Last surviving Bedford Boy dies
By Courtney Cutright
Elisha “Ray” Nance, the last surviving officer of Company A and the last surviving Bedford Boy, died Sunday at 94.
Nance was one of 34 servicemen from Bedford County who landed on the beaches of Nazi-held France during World War II. He arrived on France’s beaches in the first waves of the largest land, air and sea invasion in military history.
On June 6, 1944, 19 of the 34 Bedford men in Company A of the 116th Infantry were killed on Omaha Beach. The death toll is considered one of the largest per capita suffered by any American community, a fact which was instrumental in establishing the National D-Day Memorial in Bedford.
Nance and the other Bedford Boys were members of Virginia National Guard. The young men joined the Guard to earn an extra dollar during the years following the Great Depression. Before D-Day, none of the Boys had seen combat.
In Alex Kershaw’s book “The Bedford Boys,” Nance recounted crawling onto Omaha Beach and facing the corpses of fallen fellow soldiers from Company A that morning. As he scrambled for cover, he was hit in the right foot by enemy fire. He also sustained a shrapnel wound in one hand.
As Nance remembered dodging bullets, he described feelings of hopelessness and despair.
“They [bullets] came so close,” Nance said in an interview with Kershaw. “Then, suddenly, when I thought there was no more hope, I looked up into the sky. I didn’t see anything up there. But I felt something settle over me. I got this warm feeling. I felt as if somehow I was going to live.”
Nance, who trained many of the Bedford Boys and felt responsible for their safety, was plagued by survivor’s guilt, post-traumatic stress disorder and frequent nightmares.
The son of a Bedford County tobacco farmer, Nance, married Bedford native Alpha Mae Watson in November 1944. At the time, both Nance and his bride were first lieutenants in the United States Army. She was a member of the nurse corps and he of the 29th Infantry Division.
After leaving the Army in December 1944, Nance returned to Bedford and worked as a postal carrier.
Although he encountered much opposition, Nance successfully reorganized the Company A of the Virginia National Guard in Bedford, in an effort to honor the dead soldiers.
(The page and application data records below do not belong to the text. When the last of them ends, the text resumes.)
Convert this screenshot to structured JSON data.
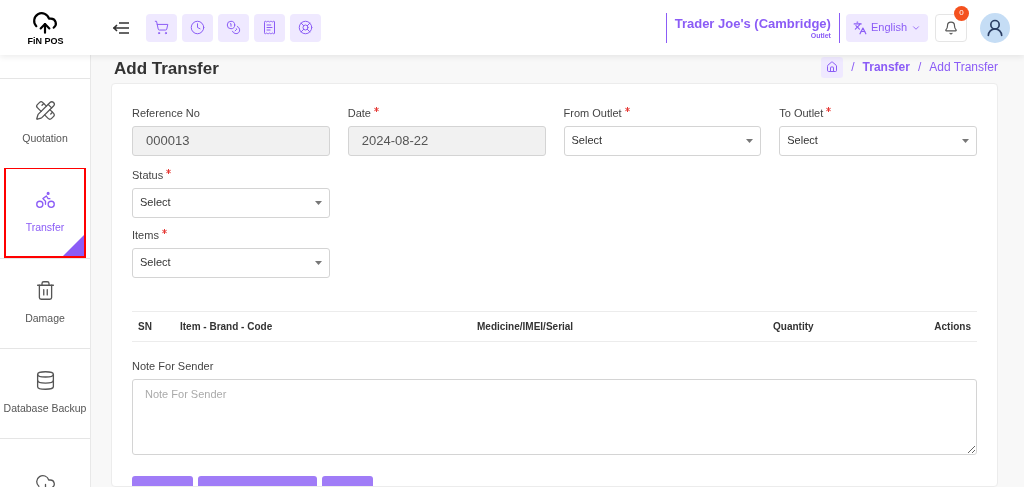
{
  "header": {
    "logo_text": "FiN POS",
    "outlet_name": "Trader Joe's (Cambridge)",
    "outlet_label": "Outlet",
    "language": "English",
    "notification_count": "0"
  },
  "sidebar": {
    "items": [
      {
        "kind": "quotation",
        "label": "Quotation",
        "selected": false
      },
      {
        "kind": "transfer",
        "label": "Transfer",
        "selected": true
      },
      {
        "kind": "damage",
        "label": "Damage",
        "selected": false
      },
      {
        "kind": "database",
        "label": "Database Backup",
        "selected": false
      },
      {
        "kind": "cloud",
        "selected": false
      }
    ]
  },
  "page": {
    "title": "Add Transfer",
    "breadcrumb": [
      {
        "separator": "/",
        "label": "Transfer"
      },
      {
        "separator": "/",
        "label": "Add Transfer"
      }
    ]
  },
  "form": {
    "fields": [
      {
        "label": "Reference No",
        "required": false,
        "kind": "text",
        "value": "000013",
        "disabled": true
      },
      {
        "label": "Date",
        "required": true,
        "kind": "text",
        "value": "2024-08-22",
        "disabled": true
      },
      {
        "label": "From Outlet",
        "required": true,
        "kind": "select",
        "value": "Select"
      },
      {
        "label": "To Outlet",
        "required": true,
        "kind": "select",
        "value": "Select"
      },
      {
        "label": "Status",
        "required": true,
        "kind": "select",
        "value": "Select"
      },
      {
        "label": "Items",
        "required": true,
        "kind": "select",
        "value": "Select"
      }
    ]
  },
  "table": {
    "columns": [
      "SN",
      "Item - Brand - Code",
      "Medicine/IMEI/Serial",
      "Quantity",
      "Actions"
    ]
  },
  "note": {
    "label": "Note For Sender",
    "placeholder": "Note For Sender"
  }
}
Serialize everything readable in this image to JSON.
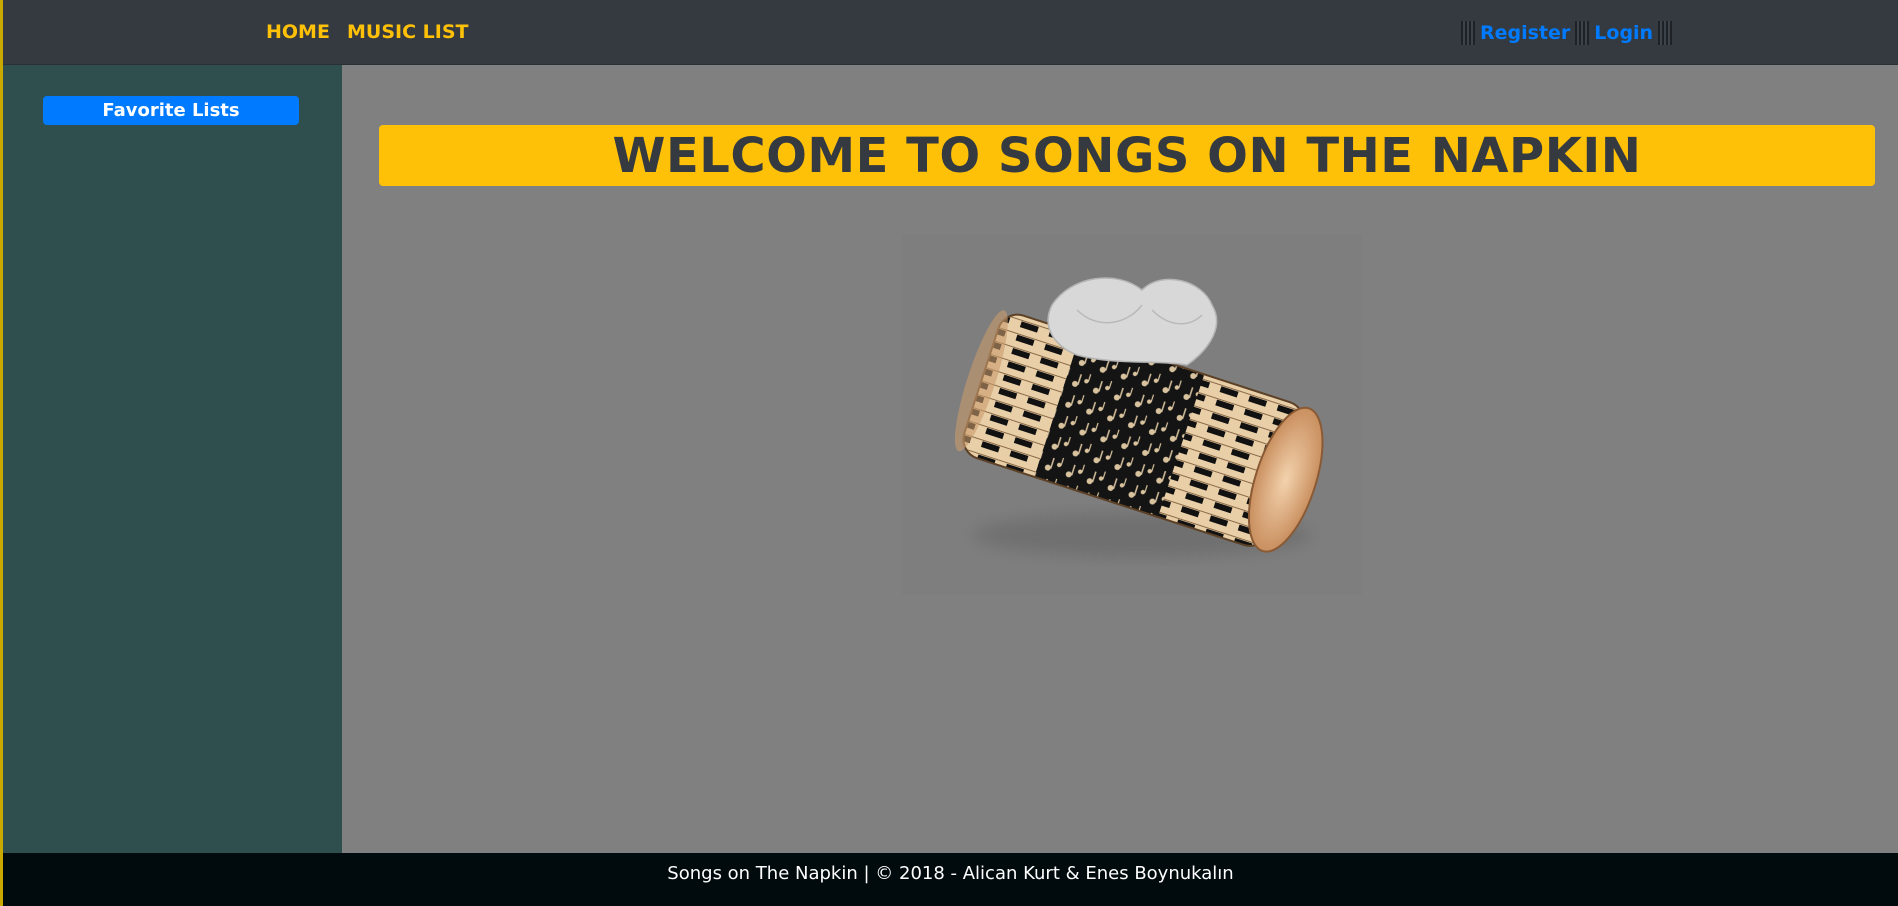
{
  "nav": {
    "home": "HOME",
    "music_list": "MUSIC LIST",
    "register": "Register",
    "login": "Login"
  },
  "sidebar": {
    "favorite_lists": "Favorite Lists"
  },
  "main": {
    "banner_title": "WELCOME TO SONGS ON THE NAPKIN",
    "hero_image": "tissue-box-with-piano-keys-and-music-notes"
  },
  "footer": {
    "text": "Songs on The Napkin | © 2018 - Alican Kurt & Enes Boynukalın"
  },
  "colors": {
    "navbar": "#343a40",
    "accent": "#ffc107",
    "link_blue": "#007bff",
    "sidebar": "#2f4f4f",
    "main_bg": "#808080",
    "footer": "#010a0c"
  }
}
By 1948, 124 men joined the re-formed Company A. Nance was the company’s first post-WWII commander.
When the National D-Day Memorial opened in Bedford in 2001, Nance did not come around much, according to Shannon Brooks, the memorial’s associate for research and publications.
“It seemed painful for him to be there,” Brooks said.
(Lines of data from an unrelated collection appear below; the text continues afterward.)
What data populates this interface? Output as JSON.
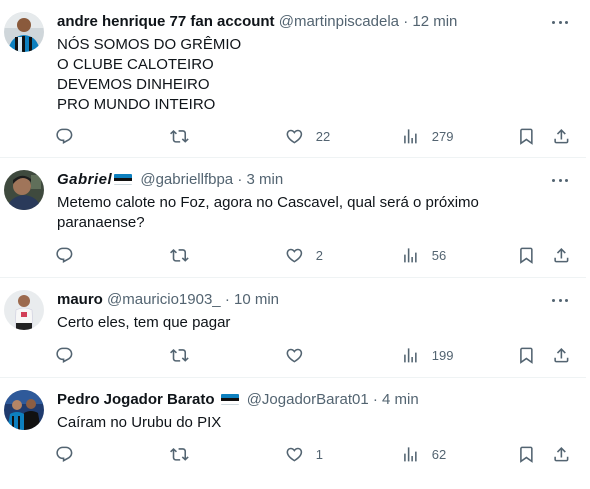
{
  "posts": [
    {
      "name": "andre henrique 77 fan account",
      "handle": "@martinpiscadela",
      "dot": "·",
      "time": "12 min",
      "lines": [
        "NÓS SOMOS DO GRÊMIO",
        "O CLUBE CALOTEIRO",
        "DEVEMOS DINHEIRO",
        "PRO MUNDO INTEIRO"
      ],
      "replies": "",
      "reposts": "",
      "likes": "22",
      "views": "279"
    },
    {
      "name": "Gabriel",
      "handle": "@gabriellfbpa",
      "dot": "·",
      "time": "3 min",
      "lines": [
        "Metemo calote no Foz, agora no Cascavel, qual será o próximo",
        "paranaense?"
      ],
      "replies": "",
      "reposts": "",
      "likes": "2",
      "views": "56"
    },
    {
      "name": "mauro",
      "handle": "@mauricio1903_",
      "dot": "·",
      "time": "10 min",
      "lines": [
        "Certo eles, tem que pagar"
      ],
      "replies": "",
      "reposts": "",
      "likes": "",
      "views": "199"
    },
    {
      "name": "Pedro Jogador Barato",
      "handle": "@JogadorBarat01",
      "dot": "·",
      "time": "4 min",
      "lines": [
        "Caíram no Urubu do PIX"
      ],
      "replies": "",
      "reposts": "",
      "likes": "1",
      "views": "62"
    }
  ],
  "flag_colors": [
    "#0d80bf",
    "#111111",
    "#ffffff"
  ],
  "icons": [
    "reply-icon",
    "repost-icon",
    "like-icon",
    "views-icon",
    "bookmark-icon",
    "share-icon",
    "more-icon",
    "tricolor-flag-icon"
  ]
}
After the January 2007 death of fellow Bedford Boy Roy Stevens, it seemed Nance began to visit the memorial regularly, said Jim McCann, the site operations manager.
“For years he just didn’t come up here,” McCann said.
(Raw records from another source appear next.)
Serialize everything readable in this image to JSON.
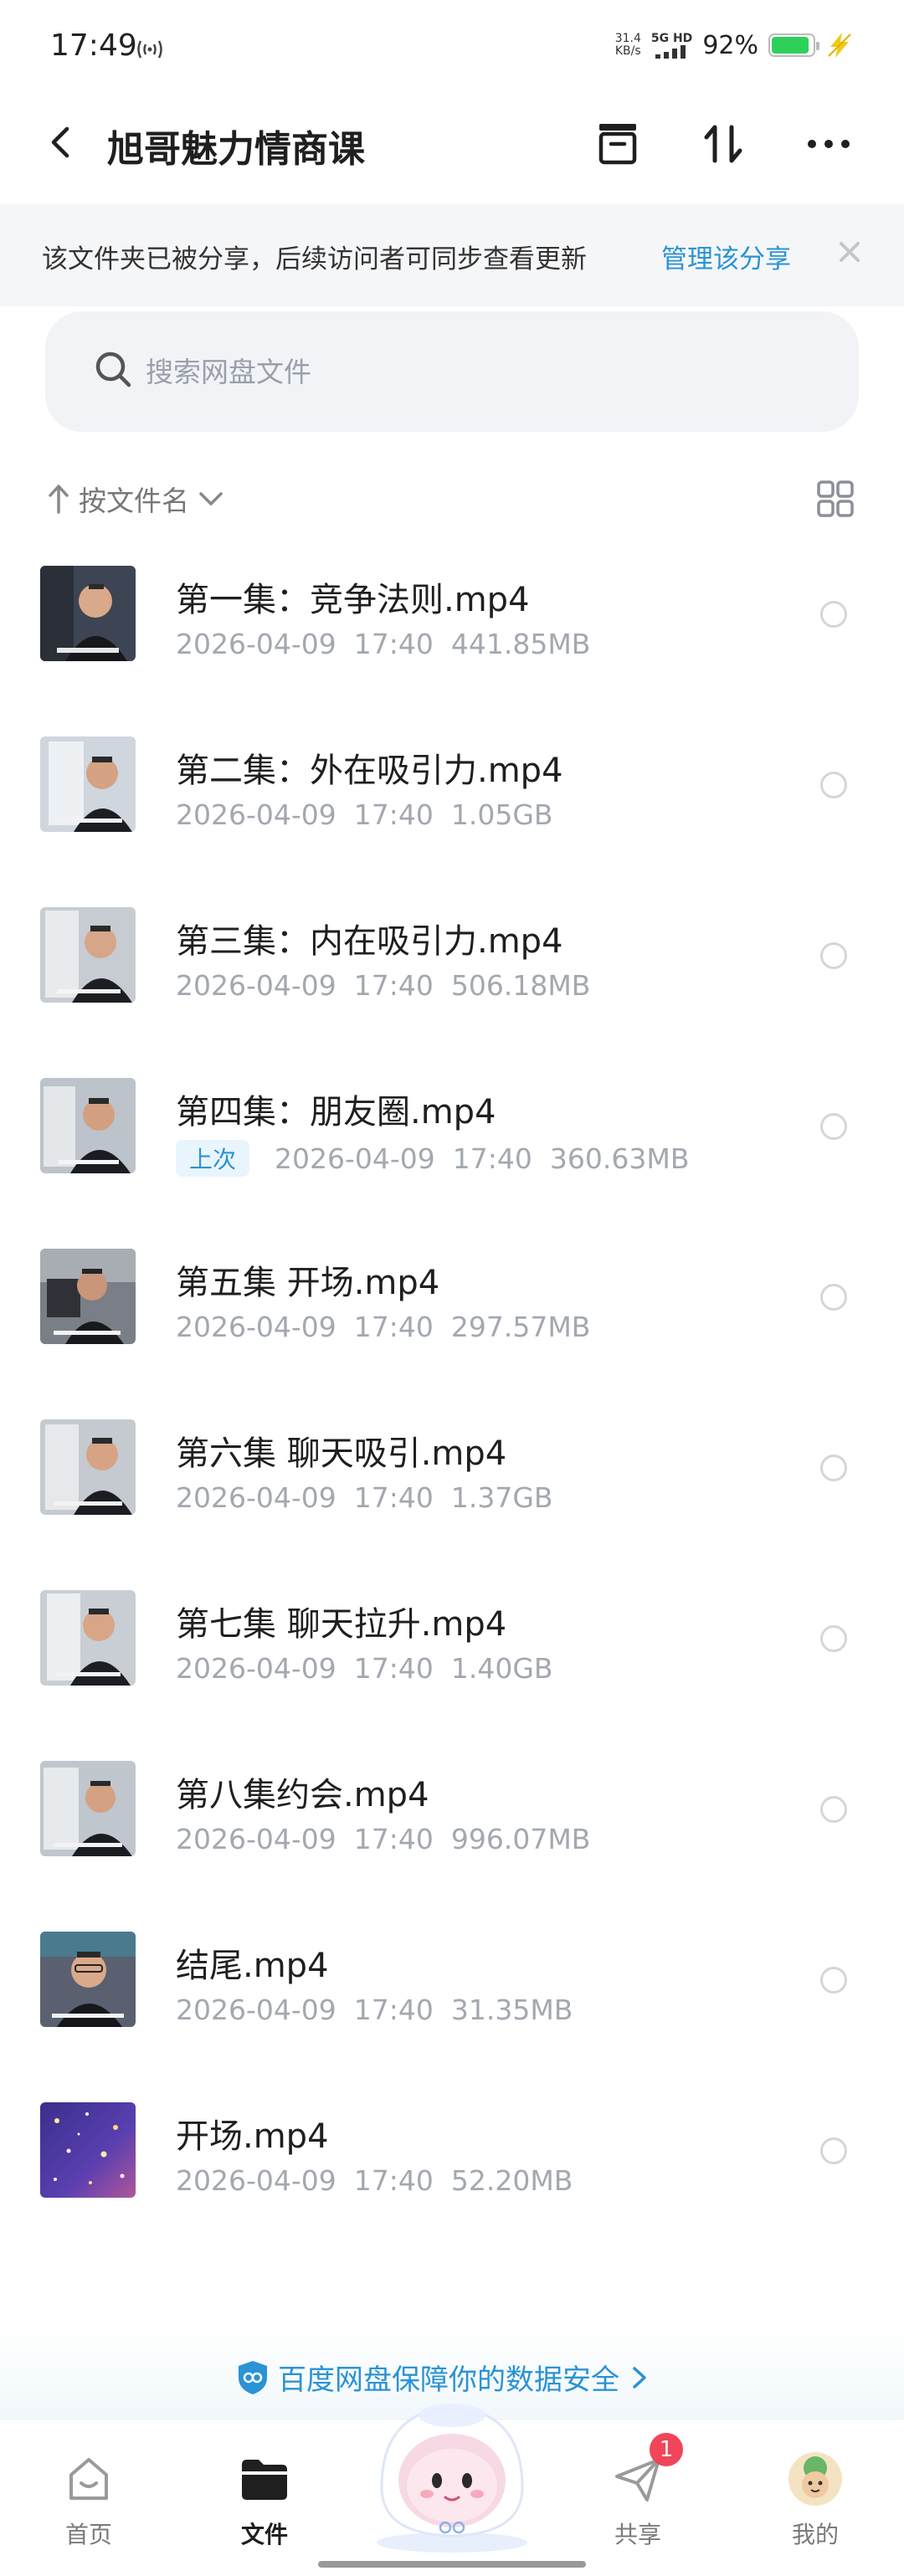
{
  "status_bar": {
    "time": "17:49",
    "net_speed_value": "31.4",
    "net_speed_unit": "KB/s",
    "network": "5G HD",
    "battery": "92%",
    "battery_level": 0.92
  },
  "header": {
    "title": "旭哥魅力情商课"
  },
  "share_banner": {
    "text": "该文件夹已被分享，后续访问者可同步查看更新",
    "link": "管理该分享"
  },
  "search": {
    "placeholder": "搜索网盘文件"
  },
  "sort": {
    "label": "按文件名"
  },
  "files": [
    {
      "name": "第一集：竞争法则.mp4",
      "date": "2026-04-09",
      "time": "17:40",
      "size": "441.85MB",
      "badge": ""
    },
    {
      "name": "第二集：外在吸引力.mp4",
      "date": "2026-04-09",
      "time": "17:40",
      "size": "1.05GB",
      "badge": ""
    },
    {
      "name": "第三集：内在吸引力.mp4",
      "date": "2026-04-09",
      "time": "17:40",
      "size": "506.18MB",
      "badge": ""
    },
    {
      "name": "第四集：朋友圈.mp4",
      "date": "2026-04-09",
      "time": "17:40",
      "size": "360.63MB",
      "badge": "上次"
    },
    {
      "name": "第五集 开场.mp4",
      "date": "2026-04-09",
      "time": "17:40",
      "size": "297.57MB",
      "badge": ""
    },
    {
      "name": "第六集 聊天吸引.mp4",
      "date": "2026-04-09",
      "time": "17:40",
      "size": "1.37GB",
      "badge": ""
    },
    {
      "name": "第七集 聊天拉升.mp4",
      "date": "2026-04-09",
      "time": "17:40",
      "size": "1.40GB",
      "badge": ""
    },
    {
      "name": "第八集约会.mp4",
      "date": "2026-04-09",
      "time": "17:40",
      "size": "996.07MB",
      "badge": ""
    },
    {
      "name": "结尾.mp4",
      "date": "2026-04-09",
      "time": "17:40",
      "size": "31.35MB",
      "badge": ""
    },
    {
      "name": "开场.mp4",
      "date": "2026-04-09",
      "time": "17:40",
      "size": "52.20MB",
      "badge": ""
    }
  ],
  "safety": {
    "text": "百度网盘保障你的数据安全"
  },
  "nav": {
    "home": "首页",
    "files": "文件",
    "share": "共享",
    "share_badge": "1",
    "me": "我的"
  },
  "colors": {
    "accent": "#2a93d5",
    "badge_red": "#f0455a",
    "battery_green": "#2fd05a",
    "banner_bg": "#f5f6f8",
    "search_bg": "#f1f3f7"
  },
  "icons": {
    "back": "back-arrow-icon",
    "archive": "archive-icon",
    "sort": "sort-arrows-icon",
    "more": "more-dots-icon",
    "close": "close-icon",
    "search": "search-icon",
    "grid": "grid-view-icon",
    "shield": "shield-icon",
    "home": "home-icon",
    "folder": "folder-icon",
    "send": "send-icon",
    "avatar": "avatar-icon"
  }
}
Then, following Stevens’ death, the Nances, who lived at the nearby Elks National Home, would visit the memorial on a more frequent basis. The elderly couple would walk around and then sit on the deck for an hour or so, McCann said.
“Maybe he was trying to fill a role,” he said, in an effort to explain the change. “I think he was doing what he could to honor the other guys who can’t come anymore.”